At ISO 800 the problem is exacerbated. Our test image is a mix of noise, blur, and oddly garbled details. Strangely enough, at ISO 1600 and 3200 we see high ISO results that look more like they should—there’s rough grain and lack of detail, sure, but it looks right.
Raw results, processed in Adobe Lightroom CC with default develop settings applied appear softer than the V30’s JPG output. That’s typical for a small-sensor camera, smartphone or not. But they don’t show the ugly looking details we get with the ISO 400 and 800 JPG output. So you can skirt some issues by opting for Raw capture. But you need to develop Raw shots to make them useable—not everyone has the skill or desire to shoot Raw format.
That also means that there’s a chance that LG could update the V30 to better handle JPG output in this ISO range. But the inherent sin here, using a 16MP sensor instead of a 12MP, can’t be overcome with a software fix. In the meantime, we continue to recommend the Note 8 for Android fans (and iPhone 8 Plus for Apple devotees) who want the best performance from a smartphone camera in all kinds of light.
Despite not having stabilization, the ultra-wide camera is a lot of fun to play with in video mode, because you can swap between the standard and wide-angle lenses on demand: for instance, starting out by looking at an entire playing field in fish-eye, and then going tight on a few players. Video recording is absolutely gorgeous, both in regular and wide-screen modes. Its 120-degree field of view minimizes jitters, and when you switch to the main camera for video you’ll enjoy the benefits of optical stabilization. My videos looked smooth with both lenses.
The V30 records 4K video at 30 frames per second, with 1080p video going to 60 frames per second. That’s similar to the Galaxy Note 8. There are some cool software tricks you can do: “point zoom” causes the camera to slowly zoom in on a specific part of your image, for instance. You do have to make sure to hold the phone the right way, though: there are stereo mics on the top and bottom, and if you cover one with your hand, recordings will be muffled.
LG’s V30 is a phone for a wide, wide world. As the first Band 71 phone, it’s the one T-Mobile subscribers who aren’t thrilled with their current coverage should grab. As a wide-angle camera phone, it’s one that anyone with a big family or a wild group of friends will adore.
Gigabit LTE and a faster processor makes the V30 a significantly better pick than the G6, and the wide-angle camera is something you won’t find in either Samsung’s Galaxy line or Google’s Pixel 2.
The V30’s battery life and LG’s aggressive approach to sharpening low-light photos leaves us a little frustrated, though.

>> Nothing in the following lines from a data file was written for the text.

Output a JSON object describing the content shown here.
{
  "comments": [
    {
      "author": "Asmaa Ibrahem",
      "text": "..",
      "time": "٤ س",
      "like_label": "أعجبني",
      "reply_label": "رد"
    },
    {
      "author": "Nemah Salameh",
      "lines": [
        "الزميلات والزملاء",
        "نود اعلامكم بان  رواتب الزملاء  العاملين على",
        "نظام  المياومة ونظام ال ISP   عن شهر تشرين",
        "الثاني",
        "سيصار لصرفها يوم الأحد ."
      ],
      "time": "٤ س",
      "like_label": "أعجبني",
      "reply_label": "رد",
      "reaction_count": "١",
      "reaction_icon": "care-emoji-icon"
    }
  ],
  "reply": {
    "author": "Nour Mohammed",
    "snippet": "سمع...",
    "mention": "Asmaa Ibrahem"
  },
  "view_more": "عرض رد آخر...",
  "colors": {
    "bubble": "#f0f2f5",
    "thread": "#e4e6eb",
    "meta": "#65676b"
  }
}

While the V30 has the specs for terrific camera performance, LG’s software leads to low-light photos consistently not coming out quite as clear as photos taken with the Galaxy Note 8 and S8. That leaves the Galaxy S8 as our all-around Editors’ Choice, although the V30 is worth strong consideration if the new T-Mobile coverage or wide-angle camera options appeal to you.
Jim Fisher contributed to this review